The London Underground – better known as ‘the Tube’ – is the world’s oldest underground train network: its first train ride set off over 159 years ago.
It’s also huge: today, the London Underground network spans 400km of rail, divided between 11 lines connecting 272 stations. There are around three million passenger journeys a day and with busy streets above ground, the narrow tunnels below are integral to the city’s transport network.
“The trains keep London moving, and the elevators keep the stations open,” says Augustine Chakkalakkal, a Schindler Field Technical Support Engineer based in London.
Over its long history, the London Underground has undergone several waves of modernization. We’re proud to play a smart part in helping run it smoothly.
With a goal to reduce travel times and increase passenger satisfaction, Transport for London (TfL), which oversees the operations for London Underground, has been on a modernization spree. By making public transport more convenient, TfL aims to encourage more Londoners to use the Tube. In 2011, it turned to us to help modernize and maintain the stations along the Jubilee, Northern and Piccadilly lines. With 45 stations and over 130 elevators in operation, we support a large portion of the network.Our equipment doesn’t just provide easy and convenient access to the stations – some of it is critical to the good functioning of the Tube’s sprawling network.
“There are two types of stations: Primary Mode of Vertical Transport (PMVT), and Secondary Mode of Vertical Transport (SMVT) stations,” Augustine explains. “In PMVT stations like Belsize Park, the only other access to the platforms is through narrow spiral staircases. So, if the elevators don’t work, the station has to shut.”
Belsize Park is the latest station to have been modernized by our team. The three elevators have had their capacity increased and can now be remotely monitored, helping to reduce both elevator downtimes and our engineers’ carbon footprint.
Covent Garden station is another example of a PMVT station. Situated in a historical building in the West End of London, its elevators were modernized in 2015. The four elevators at the station were replaced with larger and quicker ones. As a result, the customer capacity of the elevators increased by 25%. More people can now travel faster, with the bonus of increased energy efficiency.

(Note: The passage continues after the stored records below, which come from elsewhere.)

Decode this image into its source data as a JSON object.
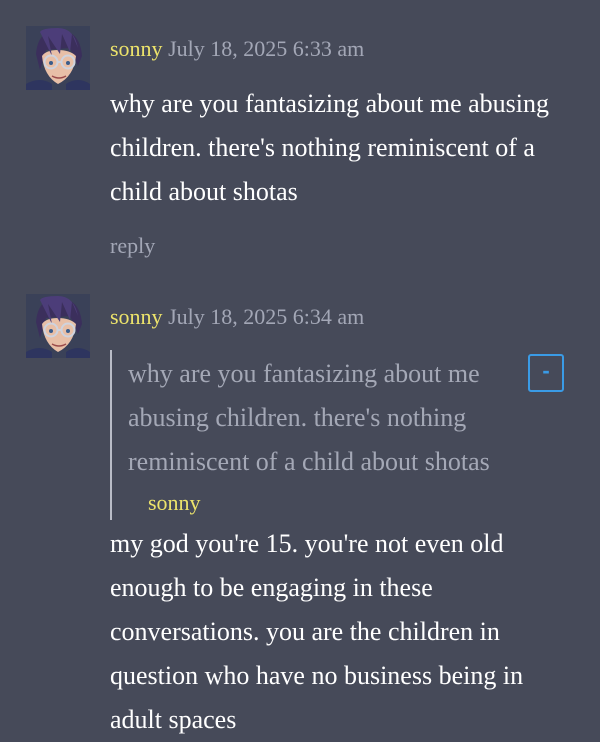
{
  "comments": [
    {
      "author": "sonny",
      "timestamp": "July 18, 2025 6:33 am",
      "text": "why are you fantasizing about me abusing children. there's nothing reminiscent of a child about shotas",
      "reply_label": "reply",
      "avatar_icon": "anime-character-avatar-icon"
    },
    {
      "author": "sonny",
      "timestamp": "July 18, 2025 6:34 am",
      "avatar_icon": "anime-character-avatar-icon",
      "quote": {
        "text": "why are you fantasizing about me abusing children. there's nothing reminiscent of a child about shotas",
        "author": "sonny",
        "collapse_label": "-"
      },
      "text": "my god you're 15. you're not even old enough to be engaging in these conversations. you are the children in question who have no business being in adult spaces"
    }
  ],
  "colors": {
    "background": "#464a59",
    "author": "#ece36b",
    "timestamp": "#a3a7b6",
    "body_text": "#ffffff",
    "quote_text": "#a4a8b6",
    "collapse_button": "#3a9be6"
  }
}
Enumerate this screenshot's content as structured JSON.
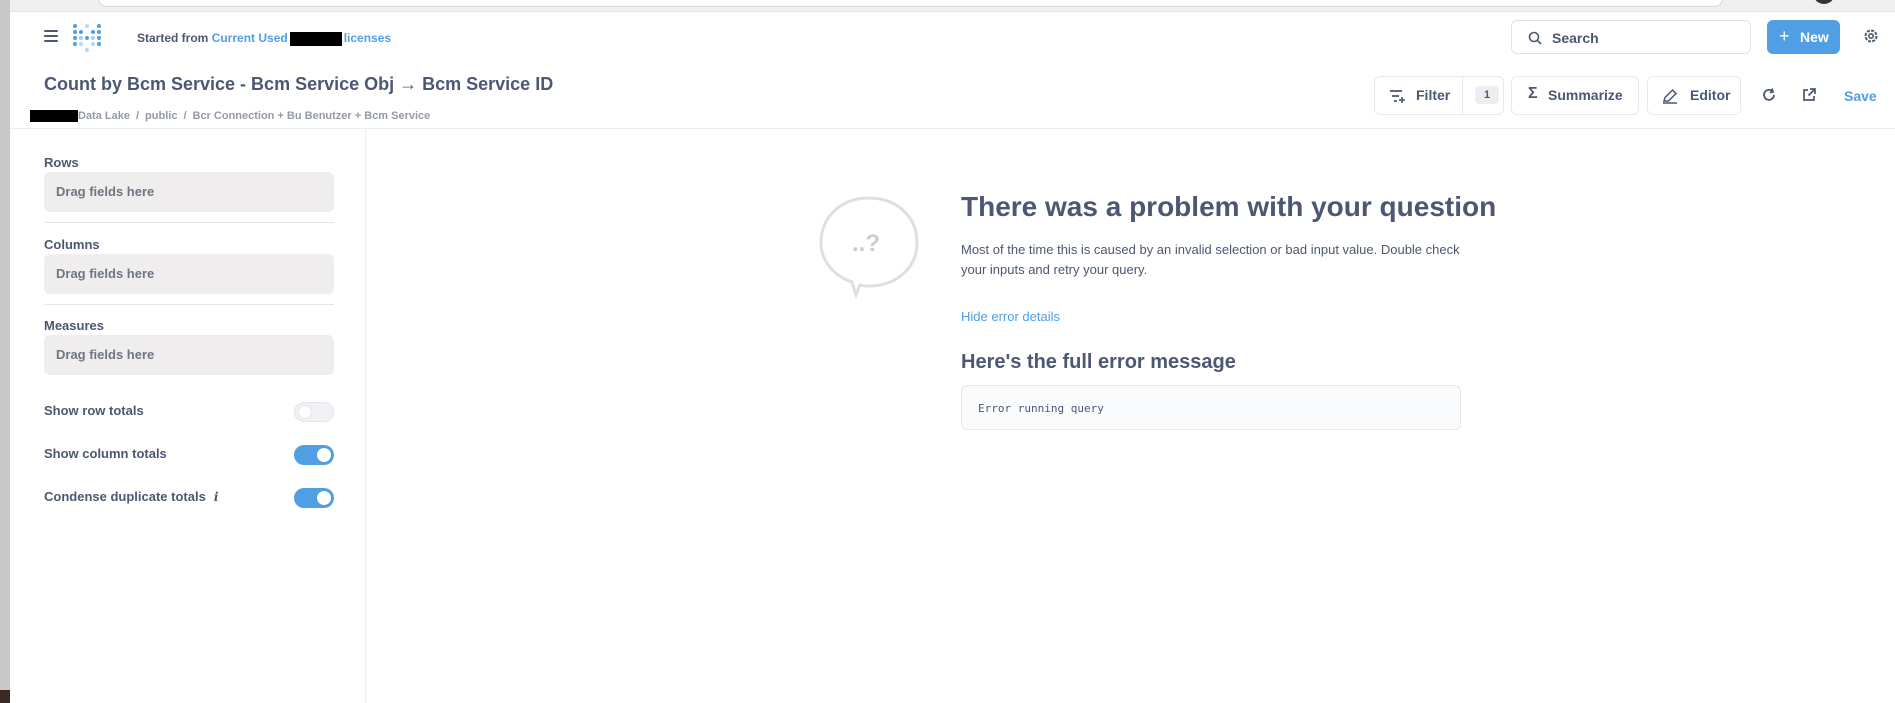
{
  "nav": {
    "started_prefix": "Started from",
    "source_link_start": "Current Used",
    "source_link_end": "licenses",
    "search_label": "Search",
    "new_label": "New"
  },
  "header": {
    "title": "Count by Bcm Service - Bcm Service Obj → Bcm Service ID",
    "breadcrumb": [
      "Data Lake",
      "public",
      "Bcr Connection + Bu Benutzer + Bcm Service"
    ],
    "breadcrumb_sep": "/",
    "filter_label": "Filter",
    "filter_count": "1",
    "summarize_label": "Summarize",
    "editor_label": "Editor",
    "save_label": "Save"
  },
  "sidebar": {
    "rows_label": "Rows",
    "columns_label": "Columns",
    "measures_label": "Measures",
    "dropzone_text": "Drag fields here",
    "toggles": [
      {
        "label": "Show row totals",
        "on": false
      },
      {
        "label": "Show column totals",
        "on": true
      },
      {
        "label": "Condense duplicate totals",
        "on": true
      }
    ],
    "info_glyph": "i"
  },
  "error": {
    "title": "There was a problem with your question",
    "description": "Most of the time this is caused by an invalid selection or bad input value. Double check your inputs and retry your query.",
    "toggle_link": "Hide error details",
    "full_title": "Here's the full error message",
    "message": "Error running query",
    "bubble_glyph": "..?"
  },
  "colors": {
    "brand": "#509ee3",
    "text": "#4c5773",
    "muted": "#949aab"
  }
}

With over 85 million annual customer journeys in 2019, Victoria Underground station has long been one of London’s busiest. In 2018, a US$980 million (£700 million) upgrade of Victoria station was completed. With a new ticket hall and two new entrances, the renovations doubled the size of the station.
As part of the upgrade, we installed 10 elevators and nine escalators. The new layout and access points have helped to reduce passenger journey times and congestion. The renovations have also increased the level of accessibility by providing step-free access throughout the station.
Expanding London’s connections
The Elizabeth line, which officially opened in May 2022, further extends London’s commuter reach. From Reading and Heathrow in the West, to Shenfield and Abbey Wood in the East, the new line brings an additional 1.5 million people within a 45-minute commuting distance from the capital’s major commercial and business centers – and there again, our smart and sustainable mobility solutions are helping people get around smoothly.
Accessibility has been a key focus for the new line. Take the new Canary Wharf station for example: with 17 Schindler escalators and six platform elevators, the station provides step-free access from street to train.
While not technically part of the Tube system, the Elizabeth line has opened up new central London connections with the London Underground network, connecting the city with more people, while redefining the way people access and navigate the capital.